## ABSTRACT

A first-order partial differential equation with n-independent variables has the general form

F (

x1,x2, . . . ,xn,w, ∂w ∂x1

, ∂w ∂x2

, . . . , ∂w ∂xn

) = 0

where w = w(x1,x2, . . . ,xn) is the unknown function and F(. . .) is a given function. A second-order nonlinear partial differential equation with two independent vari-

ables x and y has the general form

F (

x,y,w, ∂w ∂x ,

∂w ∂y ,

∂ 2w ∂x2 ,

∂ 2w ∂x∂y ,

∂ 2w ∂y2

) = 0

where w = w(x,y) is the unknown function and F(. . . ) is a given function. A second-order semi-linear partial differential equation with two independent vari-

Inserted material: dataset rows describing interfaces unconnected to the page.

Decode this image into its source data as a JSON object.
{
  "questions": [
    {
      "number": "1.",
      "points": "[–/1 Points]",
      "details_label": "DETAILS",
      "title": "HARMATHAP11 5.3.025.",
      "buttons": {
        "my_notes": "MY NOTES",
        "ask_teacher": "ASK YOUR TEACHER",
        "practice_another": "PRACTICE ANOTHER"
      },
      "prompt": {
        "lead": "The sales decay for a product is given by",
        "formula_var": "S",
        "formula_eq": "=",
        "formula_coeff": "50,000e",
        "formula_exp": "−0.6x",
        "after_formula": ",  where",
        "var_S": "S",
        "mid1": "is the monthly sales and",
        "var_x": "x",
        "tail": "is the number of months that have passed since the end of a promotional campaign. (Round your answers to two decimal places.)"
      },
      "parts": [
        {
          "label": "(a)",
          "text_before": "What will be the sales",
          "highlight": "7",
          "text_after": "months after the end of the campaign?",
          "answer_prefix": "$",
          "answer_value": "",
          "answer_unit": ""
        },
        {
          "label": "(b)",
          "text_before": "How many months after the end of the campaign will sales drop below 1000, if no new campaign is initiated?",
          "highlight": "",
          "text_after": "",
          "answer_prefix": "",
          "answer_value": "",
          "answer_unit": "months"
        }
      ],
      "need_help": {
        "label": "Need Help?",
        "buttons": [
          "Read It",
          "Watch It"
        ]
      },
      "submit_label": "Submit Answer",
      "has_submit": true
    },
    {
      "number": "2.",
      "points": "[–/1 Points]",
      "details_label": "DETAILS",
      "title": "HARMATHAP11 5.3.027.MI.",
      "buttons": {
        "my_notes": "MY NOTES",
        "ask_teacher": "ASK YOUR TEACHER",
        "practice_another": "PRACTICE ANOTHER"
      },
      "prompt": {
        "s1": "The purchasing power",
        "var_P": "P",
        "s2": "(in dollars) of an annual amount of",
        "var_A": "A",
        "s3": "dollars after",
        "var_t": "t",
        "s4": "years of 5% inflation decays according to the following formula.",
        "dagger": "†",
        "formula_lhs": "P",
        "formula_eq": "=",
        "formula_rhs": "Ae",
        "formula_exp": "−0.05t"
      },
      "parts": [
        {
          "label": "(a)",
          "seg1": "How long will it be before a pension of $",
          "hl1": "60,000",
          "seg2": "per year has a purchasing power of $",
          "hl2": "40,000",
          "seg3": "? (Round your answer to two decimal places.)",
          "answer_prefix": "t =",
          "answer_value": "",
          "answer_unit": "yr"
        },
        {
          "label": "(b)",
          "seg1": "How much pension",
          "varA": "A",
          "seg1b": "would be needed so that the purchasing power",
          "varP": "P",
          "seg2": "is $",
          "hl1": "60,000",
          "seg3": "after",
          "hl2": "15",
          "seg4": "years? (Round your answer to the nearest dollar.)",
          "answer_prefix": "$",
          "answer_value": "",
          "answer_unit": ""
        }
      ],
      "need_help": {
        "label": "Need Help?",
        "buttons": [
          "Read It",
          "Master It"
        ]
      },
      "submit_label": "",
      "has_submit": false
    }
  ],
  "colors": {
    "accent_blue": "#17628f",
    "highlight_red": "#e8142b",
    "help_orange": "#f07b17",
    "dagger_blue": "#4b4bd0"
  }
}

ables x and y has the form

a(x,y) ∂ 2w ∂x2 + 2b(x,y)

∂ 2w ∂x∂y + c(x,y)

∂ 2w ∂y2 = F

( x,y,w,

∂w ∂x ,

∂w ∂x

)

Given a point (x,y), the semi-linear partial differential equation above is said to be

parabolic if b2−ac = 0 hyperbolic if b2−ac > 0

Due to the complexity of partial differential equations there are many different

methods for solving them and a generalized list of the most popular methods include the following:

• The finite difference method is perhaps the easiest known technique for numerically solving PDEs and so it is often the first method chosen. The basic idea is to have functions be represented by their values at certain grid points and also have any partial derivatives be approximated through differences in these values. One disadvantage of this method is that it becomes quite complex when solving PDEs on irregular domains. In addition, it is not always easy to follow through and find solutions to the difference equations that result, evaluate their stability or establish their convergence especially for PDEs with variable coefficients or PDEs which are non-linear.